UC Davis Institute of Transportation Studies
Potential Consumer Response to Electricity Demand Response Mechanisms: Early Plug-in Electric Vehicle Drivers in San Diego, California
- Author(s): Kurani, Kenneth S.
- TyreeHageman, Jennifer
- Caperello, Nicolette
- et al.

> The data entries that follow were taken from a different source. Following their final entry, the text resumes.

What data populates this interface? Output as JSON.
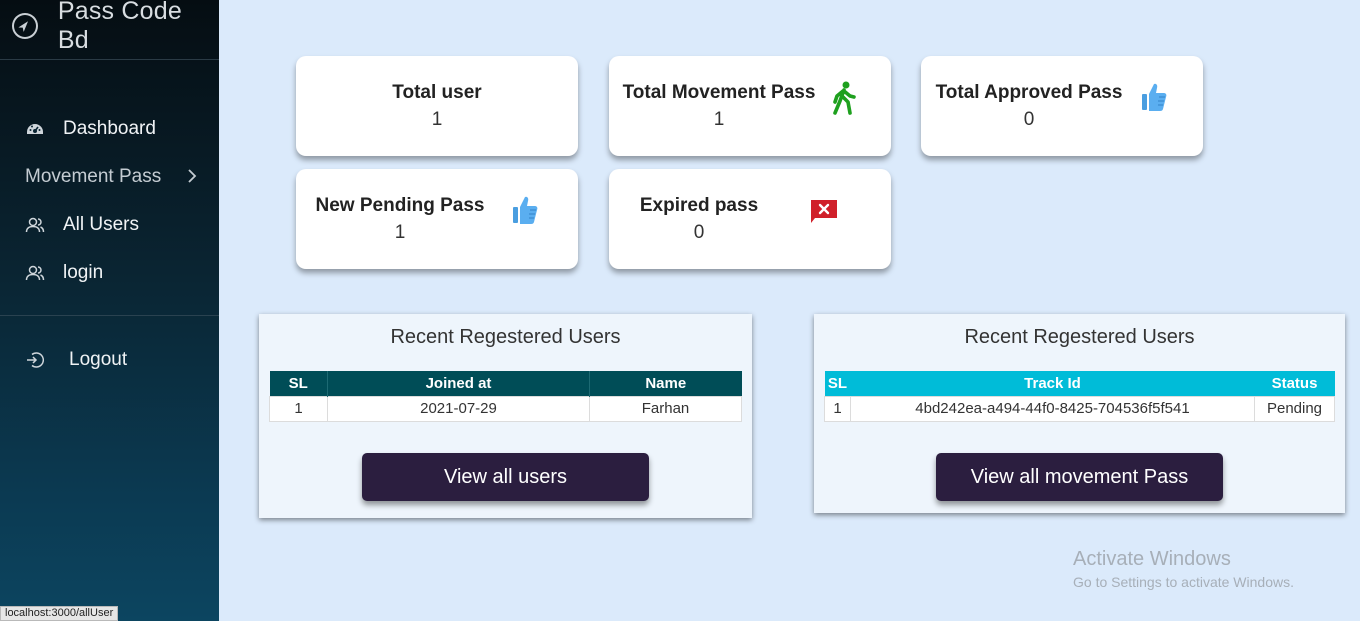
{
  "brand": {
    "title": "Pass Code Bd",
    "icon": "compass-icon"
  },
  "sidebar": {
    "items": [
      {
        "label": "Dashboard",
        "icon": "dashboard-icon"
      },
      {
        "label": "Movement Pass",
        "icon": "chevron-right-icon"
      },
      {
        "label": "All Users",
        "icon": "users-icon"
      },
      {
        "label": "login",
        "icon": "users-icon"
      }
    ],
    "logout": {
      "label": "Logout",
      "icon": "logout-icon"
    }
  },
  "stats": {
    "total_user": {
      "label": "Total user",
      "value": "1"
    },
    "total_movement": {
      "label": "Total Movement Pass",
      "value": "1",
      "icon": "walking-icon"
    },
    "total_approved": {
      "label": "Total Approved Pass",
      "value": "0",
      "icon": "thumbs-up-icon"
    },
    "new_pending": {
      "label": "New Pending Pass",
      "value": "1",
      "icon": "thumbs-up-icon"
    },
    "expired": {
      "label": "Expired pass",
      "value": "0",
      "icon": "expired-flag-icon"
    }
  },
  "users_panel": {
    "title": "Recent Regestered Users",
    "headers": [
      "SL",
      "Joined at",
      "Name"
    ],
    "rows": [
      [
        "1",
        "2021-07-29",
        "Farhan"
      ]
    ],
    "button": "View all users"
  },
  "passes_panel": {
    "title": "Recent Regestered Users",
    "headers": [
      "SL",
      "Track Id",
      "Status"
    ],
    "rows": [
      [
        "1",
        "4bd242ea-a494-44f0-8425-704536f5f541",
        "Pending"
      ]
    ],
    "button": "View all movement Pass"
  },
  "statusbar": "localhost:3000/allUser",
  "watermark": {
    "line1": "Activate Windows",
    "line2": "Go to Settings to activate Windows."
  },
  "colors": {
    "users_header": "#004d57",
    "passes_header": "#00bcd8",
    "button": "#2b1e3f",
    "background": "#dbeafb"
  }
}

This report summarizes findings of household interviews and focus groups conducted with plug-in electric vehicle (PEV) drivers on the effects of demand response management (DRM) strategies on the time of day of PEV charging. The research was conducted in the spring and fall of 2012 with PEV drivers in San Diego County, CA. The DRM strategies were of three basic types. First, electricity pricing included intentional and carefully designed time-of-use (TOU) price signals as part of a household PEV customer rate experiment by San Diego Gas & Electric (SDG&E), as well as uncontrolled implicit TOU signals resulting from differences between home and away-from-home prices of electricity. Home and away-from-home charging had independent price structures—including an initial period lasting several months during which much of the away-from-home charging was free. Second, technology, in this case timers onboard PEVs and in the electric vehicle service equipment (EVSE), i.e., the “chargers” were available to support PEV drivers adherence to a chosen time to start vehicle charging. Third was exhortation—often implicit or indirectly tied to PEVs—about the private and social benefits of shifting electricity demand to off-peak periods. It is not possible to entirely disentangle the effects of the individual DRM strategies. The aggregate effect is a widely told story by our respondents of their goal to maximize the amount of their PEV charging done during the “super off-peak” period from midnight to 5am. Given the qualitative research reported here, this stated behavior should be corroborated with quantitative measures of vehicle charging when they are reported at the end of SDG&E’s TOU rate experiment. Our PEV drivers reveal different comparative standards for whether any electricity price is perceived to be “high” or “low.” Their behavior, in aggregate, suggests the effect of TOU prices may be more like an off-on switch than the continuous change implied by the most common measure of such prices, i.e., own-price elasticity of electricity. This may be because TOU prices convey both a private price signal and a public exhortation to heed a social narrative about the susceptibility of the electrical grid to service interruption during periods of peak demand. PEV drivers with home photovoltaic systems are the most likely to say they charge their PEV at their convenience throughout the day—despite also being on a TOU rate—because of the mistaken belief that their PV system insulates the grid from their vehicle charging. A series of questions is posed about the generlizability and longevity of these findings, in particular as additional PEVs and PEV buyers enter the market.